Every once in a while I read a book so epic that it changes the way I think, work, and perceive life in general. There are many books I have read that have done just that and truth be told that I like to read, a lot. Sometimes I have my nose in several books at a time from strength and conditioning, self-help, leisure, to badminton conditioning. What motivates the girl with the dragon tattoo to deadlift? (This is how my brain works)
The most recent book I finished is Dan Pink’s book DRiVE: The Surprising Truth About What Motivates Us. Sounds geeky huh? This is my life but honestly some of my favorite reads and those which have profoundly impacted my life are those dealing with behavioral psychology and economics. I mean, it’s not only a huge part of my profession to motivate people but to motivate myself as well. Walk the talk or something like that.
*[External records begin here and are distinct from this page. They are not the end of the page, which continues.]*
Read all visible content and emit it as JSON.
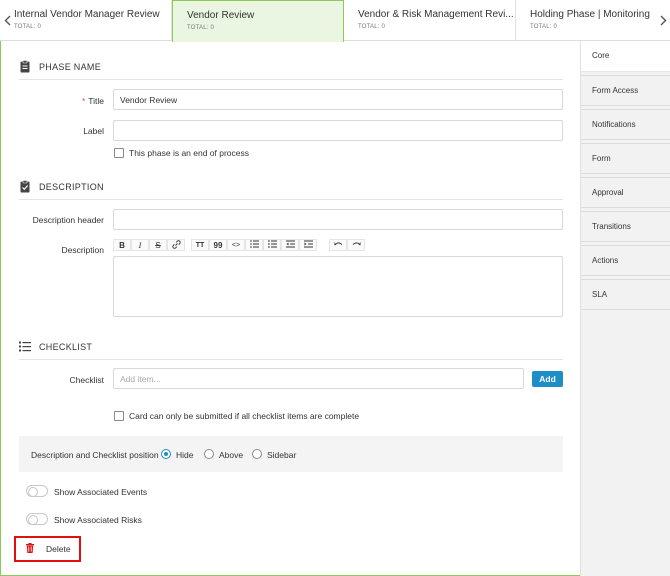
{
  "tabs": [
    {
      "title": "Internal Vendor Manager Review",
      "total": "TOTAL: 0"
    },
    {
      "title": "Vendor Review",
      "total": "TOTAL: 0"
    },
    {
      "title": "Vendor & Risk Management Revi...",
      "total": "TOTAL: 0"
    },
    {
      "title": "Holding Phase | Monitoring",
      "total": "TOTAL: 0"
    }
  ],
  "active_tab": "Vendor Review",
  "sections": {
    "phase_name": "PHASE NAME",
    "description": "DESCRIPTION",
    "checklist": "CHECKLIST"
  },
  "form": {
    "title_label": "Title",
    "title_required": "*",
    "title_value": "Vendor Review",
    "label_label": "Label",
    "label_value": "",
    "end_of_process": "This phase is an end of process",
    "description_header_label": "Description header",
    "description_label": "Description",
    "checklist_label": "Checklist",
    "checklist_placeholder": "Add item...",
    "add_label": "Add",
    "checklist_complete": "Card can only be submitted if all checklist items are complete",
    "position_label": "Description and Checklist position",
    "position_options": [
      "Hide",
      "Above",
      "Sidebar"
    ],
    "position_selected": "Hide",
    "show_events": "Show Associated Events",
    "show_risks": "Show Associated Risks",
    "delete_label": "Delete"
  },
  "toolbar": {
    "bold": "B",
    "italic": "I",
    "strike": "S",
    "link": "link-icon",
    "text_size": "TT",
    "quote": "99",
    "code": "<>",
    "bullets": "bullet-list-icon",
    "numbers": "numbered-list-icon",
    "outdent": "outdent-icon",
    "indent": "indent-icon",
    "undo": "undo-icon",
    "redo": "redo-icon"
  },
  "sidebar": [
    {
      "label": "Core"
    },
    {
      "label": "Form Access"
    },
    {
      "label": "Notifications"
    },
    {
      "label": "Form"
    },
    {
      "label": "Approval"
    },
    {
      "label": "Transitions"
    },
    {
      "label": "Actions"
    },
    {
      "label": "SLA"
    }
  ],
  "colors": {
    "active_tab_bg": "#eaf6e2",
    "active_tab_border": "#8cc85a",
    "primary": "#1d8ec7",
    "delete_highlight": "#e01010",
    "required": "#d9534f"
  }
}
The key word in the title of this book is motivation. That which drives us to get up in the morning, go to work, cook breakfast, be kind to others, clean inside your ears and go to the gym to train. In my case head out to Mt Vernon St on Beacon Hill to run :07 by :45 hill sprint repeats this afternoon in 90°+ weather.
It is partly because I am insane but also because I am training for the Spartan Race at the end of August. The other part is because two of my clients are insane as well and like to run hill sprints every Wednesday. Animals these two.
Unlike Dan and Jack though, many of my clients lack motivation to train each day. One of the most difficult parts of my job (as much as you think it is hard for me to dish out burpees) is finding out what motivates people and what will get them to reach their goals. Unfortunately, this is often times much, muuuuuuuch harder than it needs to be.
Now, I don’t want to give away Dan’s phenomenal book since everyone and their mother should have a copy on their bookshelf but I will share a few of the takeaways pertaining to my job (fitness). First though, here is a video I found on youtube that illustrates this book quite well:
After citing the research of various psychologists, Pink (coolest last name ever, just sayin’….sup Pink) digs a little deeper to discover not only what motivates people but what keeps them motivated and well, driven. Besides the basic drives such as safety (#1), elimination (gross), and carnal pleasures (awesome) what gets you going may be more simple than you think.
To break it down, people prefer activities where work becomes play and satisfies a deeper need than money or in the case of fitness just “losing a few to look better” or “because my doctor said I have to” or “everyone else is doing it”. To stay motivated in work or the gym, people prefer the activity to have:
- Autonomy – People want to have control.
What it means to you: You have to be doing this for you, not your doctor or what a magazine depicts or even for your trainer. Although, reaching your goals would make me very, very happy. 🙂
- Mastery – People want to be better at what they do.
What it means to you: You have to WANT to get better at what you do. Set realistic goals like like squatting your bodyweight, doing 3 pullups, or in my case deadlifting 500lbs….one day. You must also realize that you will never be perfect so accept it and move closer to it anyways. You will feel fulfillment. I promise.
- Purpose – People want to be part of something that is bigger than they are.
What it means to you: My takeaway is that you have the drive to be better than what you already are for not only yourself but for your family and everyone in your life. Do it for little Timmy. Also, do it for yourself. The goal should be self-fulfilling or autotelic. It should be fun and make you feel better every time.
Another big key to reaching your goals is having something known as “grit” which is defined as “perseverance and passion for long term goals.” Without grit you are screwed….so get some! And remember that it isn’t all rainbows and puppy farts. It is going to be hard work.
He even talks about fitness and even though it is only a brief 2 pages it is what I talk about every day. Set goals, master technique, and reward yourself (the right way). He even says DITCH THE $#$%ING TREADMILL! Well, unless you actually like it. The takeaway: if you are doing things in the gym that feel like drudgery (a.k.a. are boring as hell) then you are doomed to fail. It should be fun and rewarding, learn a new exercise, play a new sport, master kung-fu. Just make it fun, k?
He goes on to talk about flow and mastery and gives you different strategies to move yourself towards them which are all really cool.
I am going to leave you with one:
What is your sentence?
Every great man has a sentence. Abraham Lincoln’s was “He preserved the union and freed the slaves.” Franklin Roosevelt’s was “He lifted us out of a Great Depression and helped us win a world war.” Chances are those will not apply to you but you get the idea. What will your sentence be? It should go something like this: ” (S)He was a great friend, strong in character, bright, caring and kicked some serious booty in the gym to get a body that makes mere mortals tremble.” All of you.
Needless to say, this book made a huge impact on the way I view many different things. Wickid cool.